The Service is focused on building efficiencies into our review and permitting processes that will improve and expedite consideration of many projects, while still delivering on our mission to conserve fish, wildlife, and habitat for the American people. We are committed to improving the environmental review process to facilitate environmentally sound hydropower operations through timely, transparent, and predictable reviews, while ensuring the conservation of our nation’s fish and wildlife resources. E.O. 13807 and its implementing MOU on One Federal Decision will facilitate increased coordination and result in more timely decisions. These are important steps in integrating various reviews and facilitating efficient processes across the Federal government.
As highlighted above, the Service is working under our existing authorities to improve the environmental review process for applicants, while ensuring conservation of our trust resources. In the review and permitting of complex hydropower projects, delays are inevitable, but we recognize that there are steps that the Service, and my colleagues on this panel, can take to provide all stakeholders with more efficient and effective reviews, resulting in more certainty for the relicensing of hydropower projects. We appreciate the Subcommittee’s interest in further improving this process.

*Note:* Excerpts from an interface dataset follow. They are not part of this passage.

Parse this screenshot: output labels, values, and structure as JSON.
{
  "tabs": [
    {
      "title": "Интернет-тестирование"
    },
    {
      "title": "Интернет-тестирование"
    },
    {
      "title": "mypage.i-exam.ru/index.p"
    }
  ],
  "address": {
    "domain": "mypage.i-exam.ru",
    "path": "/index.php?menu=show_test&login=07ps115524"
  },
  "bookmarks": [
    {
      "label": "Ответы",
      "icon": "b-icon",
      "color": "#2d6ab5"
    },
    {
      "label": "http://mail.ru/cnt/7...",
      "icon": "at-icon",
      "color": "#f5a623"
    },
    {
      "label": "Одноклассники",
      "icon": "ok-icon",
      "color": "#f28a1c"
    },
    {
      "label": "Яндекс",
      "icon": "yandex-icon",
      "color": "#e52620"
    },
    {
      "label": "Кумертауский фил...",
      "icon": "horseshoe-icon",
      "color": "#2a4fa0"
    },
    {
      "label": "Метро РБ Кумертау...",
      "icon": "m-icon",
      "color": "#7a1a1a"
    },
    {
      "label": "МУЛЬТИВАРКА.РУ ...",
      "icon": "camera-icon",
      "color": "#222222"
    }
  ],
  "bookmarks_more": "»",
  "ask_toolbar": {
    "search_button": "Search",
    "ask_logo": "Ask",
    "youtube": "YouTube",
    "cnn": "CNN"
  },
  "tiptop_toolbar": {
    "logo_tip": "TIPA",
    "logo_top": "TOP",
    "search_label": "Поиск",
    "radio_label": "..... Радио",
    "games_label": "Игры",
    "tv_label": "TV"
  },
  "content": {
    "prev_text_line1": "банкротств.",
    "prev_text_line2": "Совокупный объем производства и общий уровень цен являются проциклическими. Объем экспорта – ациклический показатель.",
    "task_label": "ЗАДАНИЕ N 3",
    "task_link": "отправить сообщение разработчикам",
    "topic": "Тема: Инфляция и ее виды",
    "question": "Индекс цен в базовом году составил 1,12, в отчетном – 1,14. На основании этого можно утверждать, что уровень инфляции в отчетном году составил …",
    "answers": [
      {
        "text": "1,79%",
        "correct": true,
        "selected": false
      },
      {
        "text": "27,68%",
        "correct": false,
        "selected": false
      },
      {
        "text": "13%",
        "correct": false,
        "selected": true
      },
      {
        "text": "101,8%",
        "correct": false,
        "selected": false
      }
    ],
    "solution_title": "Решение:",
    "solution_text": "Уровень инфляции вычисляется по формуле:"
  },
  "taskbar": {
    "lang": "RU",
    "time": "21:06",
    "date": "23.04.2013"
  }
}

Thank you for the opportunity to discuss the Service’s work in the hydropower licensing process. I would be happy to address any questions that you may have.